When I look at this iconic machine—sturdy, practical, dependable—I think about how it revolutionized homemaking in America and shaped my personal history as well.
Isaac Merritt Singer’s Patent No. 8,294 was a vast improvement upon earlier versions, capable of 900 stitches a minute—at a time when the most nimble seamstress could sew about 40.
Though the machine was originally designed for manufacturing, Singer saw its domestic potential and created a lighter weight version, which he hauled to country fairs, circuses and social gatherings, dazzling the womenfolk. The $50 price tag was steep, but Singer sold thousands on the installment plan. His machine revolutionized manufacturing and industry, transforming the lives of millions and making Singer a very rich man—a classic American story.
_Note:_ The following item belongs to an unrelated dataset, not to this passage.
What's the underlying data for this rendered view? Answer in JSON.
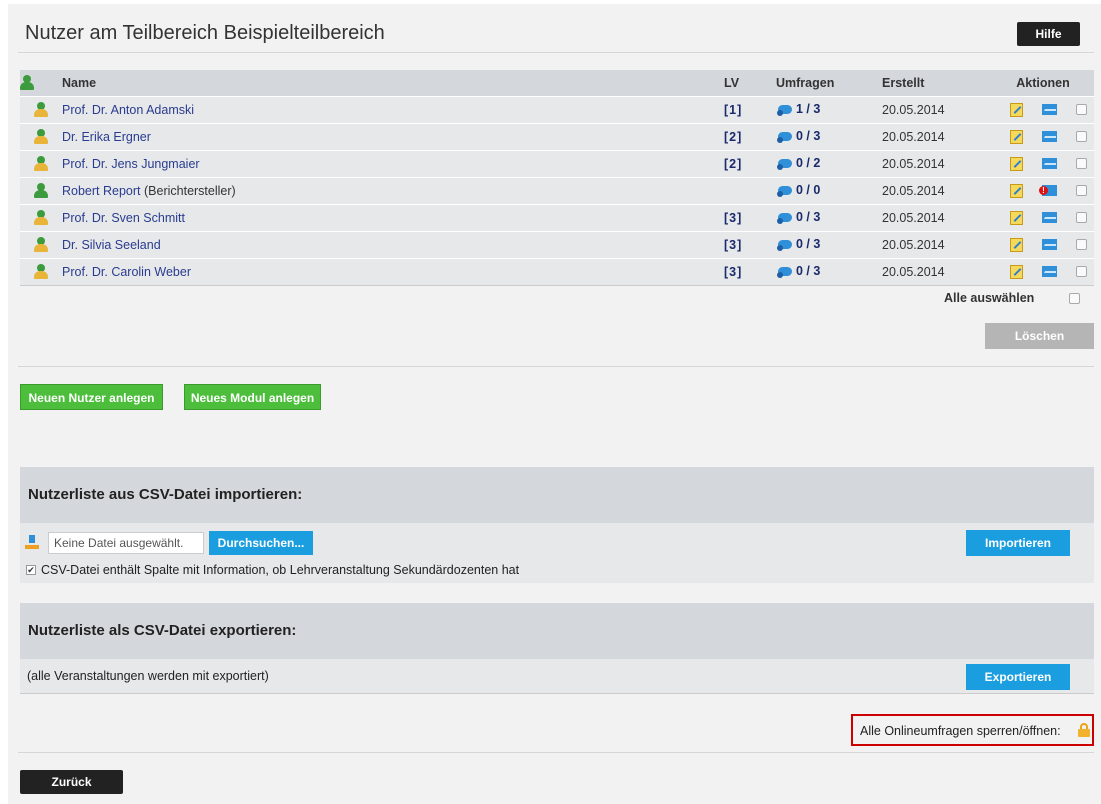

That got me to thinking ... what WAS that vast improvement?
Here is what I found out at the Singer Sewing Machine website's history page.
Isaac Merritt Singer, after examining the machine, noted "instead of the shuttle going around in a circle, I would have it move to and fro in a straight line. In place of the needle bar pushing a curved needle horizontally, I would have a straight needle and make it work up and down."
After 11 days and forty dollars in cost, Singer completed his invention: the world's first practical sewing machine.
And there is more interesting stuff there if you are interested.
Soon after the conclusion of his last court case, Howe was approached with a unique offer. An machinist by the name of Isaac Singer had invented his own sewing machine that was different in almost every way than Howe’s; every way except one – its eye-pointed needle. That little needle cost Singer thousands of dollars in royalties, all paid to Howe, but inspired the country’s first patent pool. Singer gathered together seven manufactures –all of whom had likely lost to Howe in court– to share their patents. They needed Howe’s patents as well and agreed to all his terms: every single manufacturer in the United States would pay Howe $25 for every machine sold. Eventually, the royalty was reduced to $5 but it was still enough to ensure that by the time Elias Howe died in 1867, he was a very, very rich man, having earned millions from patent rights and royalties. Singer didn’t do too bad for himself either. He had a penchant for promotion and, according to American Science and Invention earned the dubious recognition of becoming the first man to spend more than $1 million dollars a year on advertising. It worked though. The world hardly remembers Elias Howe, Walter Hunt, Barthélemy Thimonnier, Josef Madersperger, and Thomas Saint, but Singer is practically synonymous with sewing machine.
Court case??!!! Well, of course there must have been all sorts of court cases, with so much potential money involved. The rest of this article has more about who sued whom.
It is very different now. I guess American sewing machines have run into the same competition as American cars. There are so many options. I, myself, am a Bernina gal.
It seems all serious sewers are very loyal to THEIR brand. I know Martha McCain is a Pfaff gal. She and I have had arguments over this!!
I have 3 mechanical Berninas. They are varying degrees of old. I just don't think I need any computerized features. And the reason I love these old machines? They are just so strong and reliable. The whole bobbin case area is easy to take apart, clean, oil and put back together. They are my good old friends.
What machine do you like ... and why??